Cassandra stood on her toes to kiss him, and Tom gathered her more securely against him. He seemed to luxuriate in the kiss, wanting every detail of her taste, texture, scent. Slowly his palm moved beneath the curtain of her hair and up her spine. As the delicate tugging weights of the earrings dangled from her earlobes, a few diamond points lightly touched her neck and sent a shiver through her.
Turning her mouth from his, Cassandra said breathlessly, “I have a gift for you.”
“Do you?” His lips grazed the tender skin beneath her jaw.
“A small one,” she said ruefully. “I’m afraid it can’t compare to a suite of diamond jewelry.”
“Marrying me was the gift of a lifetime,” he said. “I don’t need anything else.”
“Nevertheless …” She went to the valise beside the dresser, and pulled out a parcel wrapped in tissue paper and tied with red ribbon. A little blue beadwork ornament dangled from the ribbon. “Happy Christmas,” she said, handing it to him.
Tom untied the ribbon and held up the ornament to look at it closely. “Did you make this?”
“Yes, for our tree next year.”
“It’s beautiful,” he said, admiring the tiny stitches that secured the beads. He proceeded to unwrap the gift, a book bound in red cloth with black and gilt lettering. “Tom Sawyer,” he read aloud, “by Mark Twain.”
“Proof that Americans write books,” Cassandra said cheerfully. “It was published in England a few months ago, and is just now coming out in America. The author is a humorist, and the bookseller said the novel is a breath of fresh air.”
“I’m sure I’ll enjoy it.” Tom set the book on the dresser and pulled her into his arms. “Thank you.”
Cassandra melted against him, resting her head on his shoulder. A hint of bay rum cologne, with its distinctive notes of bay leaf, cloves, and citrus, drifted to her nostrils. It was a somewhat old-fashioned scent, very masculine and crisp.

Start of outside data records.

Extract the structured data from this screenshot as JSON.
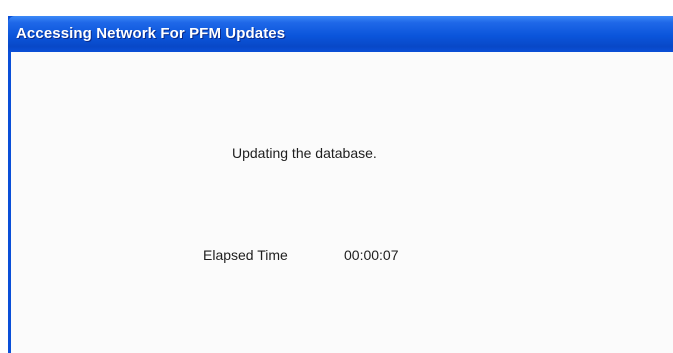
{
  "window": {
    "title": "Accessing Network For PFM Updates"
  },
  "status": {
    "message": "Updating the database."
  },
  "elapsed": {
    "label": "Elapsed Time",
    "value": "00:00:07"
  },
  "colors": {
    "titlebar": "#0b55db",
    "frame": "#0a4fd8",
    "client_background": "#fbfbfb",
    "text": "#1e1e1e"
  }
}
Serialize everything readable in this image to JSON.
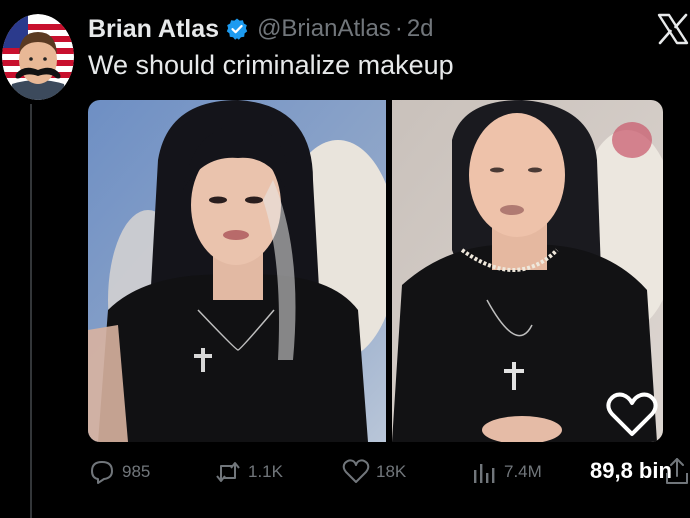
{
  "author": {
    "display_name": "Brian Atlas",
    "handle": "@BrianAtlas",
    "separator": "·",
    "age": "2d",
    "verified": true
  },
  "tweet": {
    "text": "We should criminalize makeup"
  },
  "actions": {
    "replies": "985",
    "reposts": "1.1K",
    "likes": "18K",
    "views": "7.4M"
  },
  "overlay": {
    "counter_text": "89,8 bin"
  },
  "icons": {
    "verified": "verified-badge-icon",
    "x_logo": "x-logo-icon",
    "reply": "reply-icon",
    "repost": "repost-icon",
    "like": "heart-icon",
    "views": "views-icon",
    "share": "share-icon"
  },
  "colors": {
    "background": "#000000",
    "text": "#e7e9ea",
    "muted": "#71767b",
    "verified": "#1d9bf0"
  }
}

How unexpectedly traditional of him, she thought with a touch of private amusement.
One of his hands came up to smooth her hair. “You’re tired, buttercup,” he murmured. “You need to rest.”
“I feel much better now that we’re away from all the clamor at Eversby Priory.” A hush gathered around them, easy and relaxed. She was not in the hands of an impatient boy, but an experienced man who was going to treat her very, very well. Anticipation filled the spaces between her heartbeats. “Will you help me change out of my clothes?” she dared to ask.
Tom hesitated for a long moment before he went to close the curtains. Her stomach suddenly felt light, as it did when a fast-moving carriage crossed a dip in the road. Pulling her hair over one shoulder, she waited for him to come up behind her. The dress laced up the back with a decorative satin cord that finished in a bow at the bottom. She considered explaining the placket of hidden buttons beneath the lacing, but suspected he would enjoy figuring it out for himself.
Gently Tom tugged at the bow. “You looked like a queen when you came into the chapel,” he said. “You took my breath away.” After he’d untied the satin cord, he stroked the placket that ran along her spine and felt the outline of tiny flat buttons. He searched for the miniature hooks that held the placket closed and unfastened them even more adeptly than a lady’s maid. As each button was undone, the satin bodice loosened and began to slip downward from the weight of the skirts.